Wall Street stocks closed mixed as market participants digested this week’s jobless claims figures and updates from Cisco and Macy’s. At the close, the Dow Jones was down 0.17%, while the S&P 500 added 0.34% and the Nasdaq Composite was 0.45% firmer. The number of Americans filing for U.S. state unemployment benefits last week was 268,000, above the 260,000 projected by economists. Analysts noted that while weekly jobless claims came in slightly higher than anticipated, it was still the sixth straight week where new claims have remained below the important 300,000 level. In equities, Macy’s rocketed 21.17% after its third quarter numbers sailed well beyond expectations. Kohl’s, Macy’s rival, was 10.62% firmer after it too beat the Street’s expectations. On the downside, corporate networking name Cisco dropped 5.51% after it served up fresh, but disappointing, guidance to investors.

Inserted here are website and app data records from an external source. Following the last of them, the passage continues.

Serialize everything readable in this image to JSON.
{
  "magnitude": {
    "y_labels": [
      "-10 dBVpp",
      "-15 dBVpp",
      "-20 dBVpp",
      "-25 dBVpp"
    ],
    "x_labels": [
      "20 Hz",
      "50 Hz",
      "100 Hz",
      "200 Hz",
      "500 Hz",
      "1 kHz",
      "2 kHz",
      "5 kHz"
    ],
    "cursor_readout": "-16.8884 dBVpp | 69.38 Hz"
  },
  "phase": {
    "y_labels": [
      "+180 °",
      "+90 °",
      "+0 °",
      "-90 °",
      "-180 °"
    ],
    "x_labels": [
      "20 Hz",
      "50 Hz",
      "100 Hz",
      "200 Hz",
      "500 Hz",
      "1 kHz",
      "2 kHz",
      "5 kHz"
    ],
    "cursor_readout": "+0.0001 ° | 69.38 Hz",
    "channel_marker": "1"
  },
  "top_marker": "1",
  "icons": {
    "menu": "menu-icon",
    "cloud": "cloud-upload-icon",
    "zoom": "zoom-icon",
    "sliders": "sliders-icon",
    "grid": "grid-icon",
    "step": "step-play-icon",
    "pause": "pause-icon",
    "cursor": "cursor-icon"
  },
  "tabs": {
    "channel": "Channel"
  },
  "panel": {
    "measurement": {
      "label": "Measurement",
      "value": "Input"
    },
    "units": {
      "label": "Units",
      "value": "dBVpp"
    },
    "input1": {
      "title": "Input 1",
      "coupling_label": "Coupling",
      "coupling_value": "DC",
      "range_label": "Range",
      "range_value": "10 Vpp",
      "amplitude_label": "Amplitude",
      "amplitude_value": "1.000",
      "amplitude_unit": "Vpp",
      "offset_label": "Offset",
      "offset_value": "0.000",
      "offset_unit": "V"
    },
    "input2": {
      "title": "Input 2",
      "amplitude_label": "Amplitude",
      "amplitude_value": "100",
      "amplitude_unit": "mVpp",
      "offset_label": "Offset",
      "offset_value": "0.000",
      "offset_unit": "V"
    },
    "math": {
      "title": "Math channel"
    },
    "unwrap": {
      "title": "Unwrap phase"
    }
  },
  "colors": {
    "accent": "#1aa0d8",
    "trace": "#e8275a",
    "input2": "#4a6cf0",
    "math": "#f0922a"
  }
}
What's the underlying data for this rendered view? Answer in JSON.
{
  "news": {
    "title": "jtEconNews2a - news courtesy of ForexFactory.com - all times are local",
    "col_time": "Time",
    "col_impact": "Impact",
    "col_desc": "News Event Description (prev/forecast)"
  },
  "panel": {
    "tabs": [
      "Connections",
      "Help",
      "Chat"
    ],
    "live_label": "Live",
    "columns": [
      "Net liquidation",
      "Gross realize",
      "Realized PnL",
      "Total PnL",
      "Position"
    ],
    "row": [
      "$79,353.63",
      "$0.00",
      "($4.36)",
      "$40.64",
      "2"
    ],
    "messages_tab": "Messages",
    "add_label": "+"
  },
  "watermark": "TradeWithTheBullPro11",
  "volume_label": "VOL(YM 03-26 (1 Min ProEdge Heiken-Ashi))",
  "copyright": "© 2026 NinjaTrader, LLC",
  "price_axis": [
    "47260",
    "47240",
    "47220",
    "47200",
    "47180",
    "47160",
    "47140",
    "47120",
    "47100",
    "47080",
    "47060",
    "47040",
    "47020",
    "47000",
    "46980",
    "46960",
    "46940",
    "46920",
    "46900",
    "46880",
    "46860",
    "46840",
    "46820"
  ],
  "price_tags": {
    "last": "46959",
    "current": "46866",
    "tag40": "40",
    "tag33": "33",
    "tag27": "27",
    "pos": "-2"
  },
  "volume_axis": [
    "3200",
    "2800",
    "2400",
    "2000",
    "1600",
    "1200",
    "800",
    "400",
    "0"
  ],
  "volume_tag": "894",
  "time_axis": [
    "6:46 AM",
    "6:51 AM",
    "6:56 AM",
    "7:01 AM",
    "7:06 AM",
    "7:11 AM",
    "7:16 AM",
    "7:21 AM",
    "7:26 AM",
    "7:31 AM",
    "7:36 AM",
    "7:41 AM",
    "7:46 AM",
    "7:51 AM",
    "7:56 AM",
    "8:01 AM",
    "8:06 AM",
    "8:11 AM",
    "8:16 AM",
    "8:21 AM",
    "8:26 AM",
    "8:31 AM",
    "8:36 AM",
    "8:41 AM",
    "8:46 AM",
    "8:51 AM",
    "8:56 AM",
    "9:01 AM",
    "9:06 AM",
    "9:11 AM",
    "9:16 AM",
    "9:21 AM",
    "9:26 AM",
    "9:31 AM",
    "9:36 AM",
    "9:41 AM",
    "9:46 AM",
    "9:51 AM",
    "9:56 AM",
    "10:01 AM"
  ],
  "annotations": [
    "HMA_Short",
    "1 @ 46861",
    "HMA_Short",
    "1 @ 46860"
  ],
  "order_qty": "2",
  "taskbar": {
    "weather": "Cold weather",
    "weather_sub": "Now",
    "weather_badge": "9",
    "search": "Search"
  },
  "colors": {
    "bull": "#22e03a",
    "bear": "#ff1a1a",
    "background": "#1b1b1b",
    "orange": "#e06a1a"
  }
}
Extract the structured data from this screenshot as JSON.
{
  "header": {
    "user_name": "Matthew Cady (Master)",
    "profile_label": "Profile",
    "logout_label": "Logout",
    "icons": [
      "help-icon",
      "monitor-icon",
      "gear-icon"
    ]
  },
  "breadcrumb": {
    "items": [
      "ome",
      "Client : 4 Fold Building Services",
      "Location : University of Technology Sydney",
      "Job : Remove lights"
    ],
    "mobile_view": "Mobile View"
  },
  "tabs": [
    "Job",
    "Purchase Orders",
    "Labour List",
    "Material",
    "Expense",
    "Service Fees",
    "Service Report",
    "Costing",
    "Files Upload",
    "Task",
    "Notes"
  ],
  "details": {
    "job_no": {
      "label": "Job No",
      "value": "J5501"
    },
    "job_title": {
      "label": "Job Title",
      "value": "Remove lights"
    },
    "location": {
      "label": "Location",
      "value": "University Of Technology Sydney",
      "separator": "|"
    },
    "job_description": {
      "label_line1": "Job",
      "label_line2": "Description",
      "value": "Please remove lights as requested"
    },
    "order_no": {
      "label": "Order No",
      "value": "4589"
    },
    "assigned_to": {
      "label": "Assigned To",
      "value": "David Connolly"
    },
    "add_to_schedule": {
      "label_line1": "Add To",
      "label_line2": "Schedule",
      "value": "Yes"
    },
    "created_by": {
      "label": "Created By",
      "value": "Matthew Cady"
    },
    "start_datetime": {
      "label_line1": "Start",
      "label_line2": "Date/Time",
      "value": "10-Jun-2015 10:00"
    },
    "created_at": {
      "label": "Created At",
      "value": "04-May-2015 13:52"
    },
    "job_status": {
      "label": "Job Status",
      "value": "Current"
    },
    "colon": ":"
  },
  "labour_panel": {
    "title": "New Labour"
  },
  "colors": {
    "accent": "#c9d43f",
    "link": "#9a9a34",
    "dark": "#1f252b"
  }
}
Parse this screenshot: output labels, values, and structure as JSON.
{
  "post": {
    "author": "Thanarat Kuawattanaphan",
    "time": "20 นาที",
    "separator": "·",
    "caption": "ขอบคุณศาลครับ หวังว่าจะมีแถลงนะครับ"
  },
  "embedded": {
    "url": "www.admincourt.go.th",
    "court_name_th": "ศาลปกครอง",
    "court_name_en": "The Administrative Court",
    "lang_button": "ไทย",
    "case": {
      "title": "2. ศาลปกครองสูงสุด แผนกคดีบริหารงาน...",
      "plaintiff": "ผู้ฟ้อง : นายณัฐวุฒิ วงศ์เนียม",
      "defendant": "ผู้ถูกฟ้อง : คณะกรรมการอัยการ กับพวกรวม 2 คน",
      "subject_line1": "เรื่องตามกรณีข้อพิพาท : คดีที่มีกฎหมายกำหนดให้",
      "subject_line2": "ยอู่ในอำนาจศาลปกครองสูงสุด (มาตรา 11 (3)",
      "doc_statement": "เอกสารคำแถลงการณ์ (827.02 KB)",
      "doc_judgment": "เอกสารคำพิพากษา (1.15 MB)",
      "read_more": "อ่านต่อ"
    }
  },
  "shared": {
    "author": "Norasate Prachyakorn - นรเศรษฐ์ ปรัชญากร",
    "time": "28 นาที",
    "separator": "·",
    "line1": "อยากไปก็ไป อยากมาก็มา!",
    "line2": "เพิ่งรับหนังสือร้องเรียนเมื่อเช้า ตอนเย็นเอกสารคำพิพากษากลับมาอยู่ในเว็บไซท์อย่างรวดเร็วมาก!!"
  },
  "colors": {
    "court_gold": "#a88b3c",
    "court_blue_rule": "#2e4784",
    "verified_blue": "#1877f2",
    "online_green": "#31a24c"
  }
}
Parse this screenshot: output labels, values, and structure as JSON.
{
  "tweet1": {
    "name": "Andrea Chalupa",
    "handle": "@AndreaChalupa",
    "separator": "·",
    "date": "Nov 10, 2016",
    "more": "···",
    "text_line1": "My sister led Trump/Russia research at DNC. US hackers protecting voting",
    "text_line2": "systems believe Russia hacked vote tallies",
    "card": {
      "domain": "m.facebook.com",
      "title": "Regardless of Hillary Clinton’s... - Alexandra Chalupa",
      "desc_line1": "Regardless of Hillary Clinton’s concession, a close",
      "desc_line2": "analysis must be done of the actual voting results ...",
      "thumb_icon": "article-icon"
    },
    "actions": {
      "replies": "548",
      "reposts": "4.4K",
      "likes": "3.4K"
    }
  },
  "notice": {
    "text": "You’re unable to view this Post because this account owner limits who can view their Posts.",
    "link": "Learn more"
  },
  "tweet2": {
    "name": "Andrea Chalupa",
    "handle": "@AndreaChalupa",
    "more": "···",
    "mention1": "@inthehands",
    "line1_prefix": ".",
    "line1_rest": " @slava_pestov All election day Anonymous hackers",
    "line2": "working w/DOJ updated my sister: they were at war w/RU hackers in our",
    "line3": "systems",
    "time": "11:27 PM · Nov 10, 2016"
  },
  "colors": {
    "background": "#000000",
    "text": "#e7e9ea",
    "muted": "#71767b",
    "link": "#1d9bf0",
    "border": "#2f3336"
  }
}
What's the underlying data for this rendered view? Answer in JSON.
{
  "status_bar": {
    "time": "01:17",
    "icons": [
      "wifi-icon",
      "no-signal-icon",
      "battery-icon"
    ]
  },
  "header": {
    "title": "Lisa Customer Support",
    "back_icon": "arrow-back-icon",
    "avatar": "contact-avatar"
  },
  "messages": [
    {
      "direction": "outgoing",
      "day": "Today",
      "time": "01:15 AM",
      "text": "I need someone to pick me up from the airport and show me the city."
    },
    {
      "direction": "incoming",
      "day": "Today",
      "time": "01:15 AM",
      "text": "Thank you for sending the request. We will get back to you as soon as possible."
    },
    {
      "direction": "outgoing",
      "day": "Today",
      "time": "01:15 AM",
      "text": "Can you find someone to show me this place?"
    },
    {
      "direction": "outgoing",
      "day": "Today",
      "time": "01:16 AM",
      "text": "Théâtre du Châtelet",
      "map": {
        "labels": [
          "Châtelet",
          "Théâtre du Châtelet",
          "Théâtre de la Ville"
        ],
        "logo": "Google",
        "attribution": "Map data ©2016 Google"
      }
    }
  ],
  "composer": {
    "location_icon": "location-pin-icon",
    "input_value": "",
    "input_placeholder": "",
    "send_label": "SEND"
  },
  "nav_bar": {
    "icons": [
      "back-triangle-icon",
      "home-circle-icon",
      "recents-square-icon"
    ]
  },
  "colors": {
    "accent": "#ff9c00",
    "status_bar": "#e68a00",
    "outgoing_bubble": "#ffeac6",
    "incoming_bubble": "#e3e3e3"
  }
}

Japan is set to announce a record $490 billion spending package on Friday to cushion the economic blow from the COVID-19 pandemic. This move bucks a global trend towards withdrawing stimulus measures and adding strains to its already tattered finances. Nikkei average is currently 0.50% firm, leading gains in the region. Australia’s benchmark edged up 0.20%, China’s bule-chip CSI300 gaining 0.18%, while Hong Kong dipped 1.80%. Hong Kong shares of Country Garden Services Holding, the property management unit of Chinese developer Country Garden, plunged 16% after it raised HK$8 billion ($1 billion) in a share sale on Thursday.